A short but spirited fight ensued and as I reached for my net I released it wasn’t there, looking round I saw it resting 20 yards back, next to my bag – brilliant. Anyway, I managed to cover myself in mud but eventually got the fish on the bank.

It went 18lb 4oz so it was worth the mud bath. Another fish of around 15lb was lost a little while later and then no more action. I’ve lost count of the amount of pike I’ve caught between 16lb and 19lb 15oz (I haven’t it’s 12) but hopefully a 20 will be on its way soon. The Wye is a stunning river and I’ll certainly be back.

Friday, 27 January 2012

Kick in the b*lls Kingsbury

For some reason I love to fish Kingsbury Water Park. Over the last 15 years fishing partners have lost interest, bored of countless blanks, but I’ve persisted, don’t ask me why but I keep going back for more punishment.

Still trying to master the art of self take photography, as you can see...

Last winter I fished it hard with lures, catching on most trips but luring nothing particularly of note (biggest fish was 12lb).

This season I decided to give it a go with deads. “This will single out the bigger fish,” I thought to myself. However after five trips and one pike of just under 10lbs to show for my efforts I was getting bored of fishing behind static rods. Yesterday I was again sitting there bored and miserable so I decided to break my lure curfew and flick a Eumer fly around, I wondered off to find a few likely looking spots and after a while I came across a deep bay, where I thought I saw a large fish boil on the surface. Maybe it was a grebe. Anyway the area looked promising so I gave it a bit of time. Suddenly, as I was wondering what to have for tea my rod bent around and I hit into a fish, the line immediately went slack as the fish began to swim towards me at quite a pace, I wound in quickly to try and regain some line and finally I felt some strong resistance down below. Wow, it felt like a bit of a lump.
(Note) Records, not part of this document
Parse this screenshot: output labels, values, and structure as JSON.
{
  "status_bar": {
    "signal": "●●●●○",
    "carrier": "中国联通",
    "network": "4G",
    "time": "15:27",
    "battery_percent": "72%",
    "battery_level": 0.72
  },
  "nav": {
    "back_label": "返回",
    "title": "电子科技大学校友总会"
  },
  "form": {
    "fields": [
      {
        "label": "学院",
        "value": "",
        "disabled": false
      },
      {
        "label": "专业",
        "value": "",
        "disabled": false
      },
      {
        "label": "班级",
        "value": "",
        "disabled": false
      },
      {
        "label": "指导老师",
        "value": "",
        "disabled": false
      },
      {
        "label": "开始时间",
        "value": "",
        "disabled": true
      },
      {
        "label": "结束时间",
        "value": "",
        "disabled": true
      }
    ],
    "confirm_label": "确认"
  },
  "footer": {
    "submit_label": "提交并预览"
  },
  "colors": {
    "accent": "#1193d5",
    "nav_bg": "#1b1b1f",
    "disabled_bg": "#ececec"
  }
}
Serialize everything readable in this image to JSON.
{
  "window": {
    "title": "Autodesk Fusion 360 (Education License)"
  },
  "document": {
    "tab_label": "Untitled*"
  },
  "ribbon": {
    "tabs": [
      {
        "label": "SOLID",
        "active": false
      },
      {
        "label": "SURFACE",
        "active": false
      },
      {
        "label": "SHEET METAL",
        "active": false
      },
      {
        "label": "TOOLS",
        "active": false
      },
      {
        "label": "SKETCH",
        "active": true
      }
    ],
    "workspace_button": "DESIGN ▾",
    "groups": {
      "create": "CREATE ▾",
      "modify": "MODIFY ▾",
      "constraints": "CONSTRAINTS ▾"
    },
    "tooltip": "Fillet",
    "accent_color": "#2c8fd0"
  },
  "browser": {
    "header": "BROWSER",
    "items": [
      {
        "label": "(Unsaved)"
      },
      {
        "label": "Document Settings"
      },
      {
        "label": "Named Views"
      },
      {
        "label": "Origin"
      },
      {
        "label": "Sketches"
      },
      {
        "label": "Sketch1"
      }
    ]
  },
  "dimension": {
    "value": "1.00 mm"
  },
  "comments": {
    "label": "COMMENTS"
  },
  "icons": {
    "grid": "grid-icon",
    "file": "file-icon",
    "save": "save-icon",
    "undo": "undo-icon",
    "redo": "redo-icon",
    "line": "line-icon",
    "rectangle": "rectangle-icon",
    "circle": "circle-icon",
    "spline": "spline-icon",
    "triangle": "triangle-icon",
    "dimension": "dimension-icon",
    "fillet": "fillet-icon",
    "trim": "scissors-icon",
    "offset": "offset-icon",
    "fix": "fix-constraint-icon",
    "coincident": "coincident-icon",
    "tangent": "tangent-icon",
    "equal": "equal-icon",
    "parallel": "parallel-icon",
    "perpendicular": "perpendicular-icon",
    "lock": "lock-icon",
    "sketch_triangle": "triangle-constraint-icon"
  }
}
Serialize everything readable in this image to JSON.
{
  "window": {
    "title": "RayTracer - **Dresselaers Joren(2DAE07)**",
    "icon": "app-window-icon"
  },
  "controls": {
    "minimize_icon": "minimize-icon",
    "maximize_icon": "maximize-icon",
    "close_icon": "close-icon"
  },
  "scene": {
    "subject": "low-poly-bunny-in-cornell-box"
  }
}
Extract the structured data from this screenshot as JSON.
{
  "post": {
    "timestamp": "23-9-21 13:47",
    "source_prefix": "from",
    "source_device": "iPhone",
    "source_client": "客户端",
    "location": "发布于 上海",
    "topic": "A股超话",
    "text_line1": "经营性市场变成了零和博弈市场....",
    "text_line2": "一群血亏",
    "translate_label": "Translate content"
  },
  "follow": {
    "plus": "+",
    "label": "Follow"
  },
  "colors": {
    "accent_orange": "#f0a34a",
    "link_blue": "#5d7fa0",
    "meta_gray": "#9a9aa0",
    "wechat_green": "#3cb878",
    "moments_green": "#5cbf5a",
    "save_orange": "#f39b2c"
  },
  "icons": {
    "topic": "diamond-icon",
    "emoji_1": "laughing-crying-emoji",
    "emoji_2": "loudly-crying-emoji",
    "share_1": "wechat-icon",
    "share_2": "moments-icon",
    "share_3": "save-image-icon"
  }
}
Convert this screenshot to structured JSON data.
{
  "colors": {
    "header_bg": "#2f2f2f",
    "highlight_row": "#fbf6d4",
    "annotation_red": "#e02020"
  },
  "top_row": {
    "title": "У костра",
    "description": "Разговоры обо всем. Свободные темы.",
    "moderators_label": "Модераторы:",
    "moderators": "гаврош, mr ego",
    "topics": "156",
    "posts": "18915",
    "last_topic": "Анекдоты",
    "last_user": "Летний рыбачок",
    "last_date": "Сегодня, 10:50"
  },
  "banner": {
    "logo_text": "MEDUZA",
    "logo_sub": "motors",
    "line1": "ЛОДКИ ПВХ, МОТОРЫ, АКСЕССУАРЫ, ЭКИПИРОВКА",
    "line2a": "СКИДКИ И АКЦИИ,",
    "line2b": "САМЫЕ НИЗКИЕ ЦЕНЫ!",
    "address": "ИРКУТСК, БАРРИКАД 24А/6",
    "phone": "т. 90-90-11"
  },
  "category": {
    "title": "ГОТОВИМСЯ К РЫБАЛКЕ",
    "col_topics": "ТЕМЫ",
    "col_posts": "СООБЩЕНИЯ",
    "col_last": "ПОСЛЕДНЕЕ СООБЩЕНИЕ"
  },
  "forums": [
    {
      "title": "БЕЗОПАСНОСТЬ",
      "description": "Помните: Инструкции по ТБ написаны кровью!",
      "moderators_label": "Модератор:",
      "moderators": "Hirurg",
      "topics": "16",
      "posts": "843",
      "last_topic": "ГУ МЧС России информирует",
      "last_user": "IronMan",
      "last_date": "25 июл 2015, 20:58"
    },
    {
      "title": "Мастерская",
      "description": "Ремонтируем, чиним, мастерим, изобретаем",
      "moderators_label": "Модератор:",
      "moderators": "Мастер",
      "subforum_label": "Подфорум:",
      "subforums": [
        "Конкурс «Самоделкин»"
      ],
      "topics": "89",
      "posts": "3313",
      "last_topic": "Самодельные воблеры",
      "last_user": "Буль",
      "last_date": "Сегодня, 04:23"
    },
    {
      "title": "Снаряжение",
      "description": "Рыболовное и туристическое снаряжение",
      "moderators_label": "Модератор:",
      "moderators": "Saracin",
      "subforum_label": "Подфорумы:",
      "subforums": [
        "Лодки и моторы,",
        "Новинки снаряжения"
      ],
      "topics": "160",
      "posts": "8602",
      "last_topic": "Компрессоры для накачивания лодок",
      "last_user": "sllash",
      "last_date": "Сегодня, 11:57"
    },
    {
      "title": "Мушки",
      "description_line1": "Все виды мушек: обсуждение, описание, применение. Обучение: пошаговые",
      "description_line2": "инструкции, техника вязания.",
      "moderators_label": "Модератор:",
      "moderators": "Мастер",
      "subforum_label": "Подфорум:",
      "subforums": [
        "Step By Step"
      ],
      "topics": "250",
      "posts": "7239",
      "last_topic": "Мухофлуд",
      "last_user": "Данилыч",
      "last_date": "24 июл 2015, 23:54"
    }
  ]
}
The fish was 10ft down and stayed at that depth as it powered off across the lake, slowly ticking line off of the spool - like big pike tend to do.
Eventually I clawed back a bit of ground and managed to get the, now evidently large, pike to the surface, it boiled and I managed to see a fair old portion of it’s flank. It was big. Over 20lb in my head. Then off it went again, ‘tick’ ‘tick’ went the spool, then ‘ping’ went the fly as it lost its footing in the pikes spiky jaws.

I was (still am) gutted. Hopefully the Wye can cheer me up tomorrow…

Thursday, 19 January 2012

Lunchtime Snack

I've finally been convinced to start up a blog. It seems like a great way to find out what's going on, share some ideas and generally become jealous that everyone else is catching more and bigger fish than me!

Fluorescent yellow Kopyto did the damage

Monday to Friday, nine to five. This is a familiar working pattern for most people in England including me and this really restricts fishing in the week, especially in the winter.
One time when I can get out for my fishing fix is at lunch – a golden window of opportunity. Me and my mate Steve jumped in my car and two minutes later we found ourselves at the bank of the Grand Union Canal.
Carrying just a rod and a pocket full softies we fished about ½ a mile’s worth of water, casting to the far bank and twitching the 3 to 4 inch baits back along the bottom. We were struggling. Not a touch. And it was bitterly cold. This was a slow way of covering the water and with only 40 minutes of fishing in front of us and the fish most probably packed up tight we decided to change tactics.
There was a bridge about 300 yards along the towpath and it looked like it might hold a few fish so instead of casting to the far bank we flicked our baits over into the near margin and walked slowly towards the structure. With our arms out-stretched we could just about fish the baits alongside the near-drop. This means that we could work a known fish holding feature quickly.
The mood was glum as we approached the bridge. Not a sausage. We passed under the bridge, still nothing. Then bang, my rod tip wrapped round and the tell-tale ‘jag-jag’ of a big stripy signaled a take.
A short but spirited fight concluded with this perch on the bank. It looked big, Steve reckons it was about 2lb 6oz, I agreed. A nice fish on any day but it somehow felt more satisfying taking the fish on a lunch break. Beats going to Waitrose.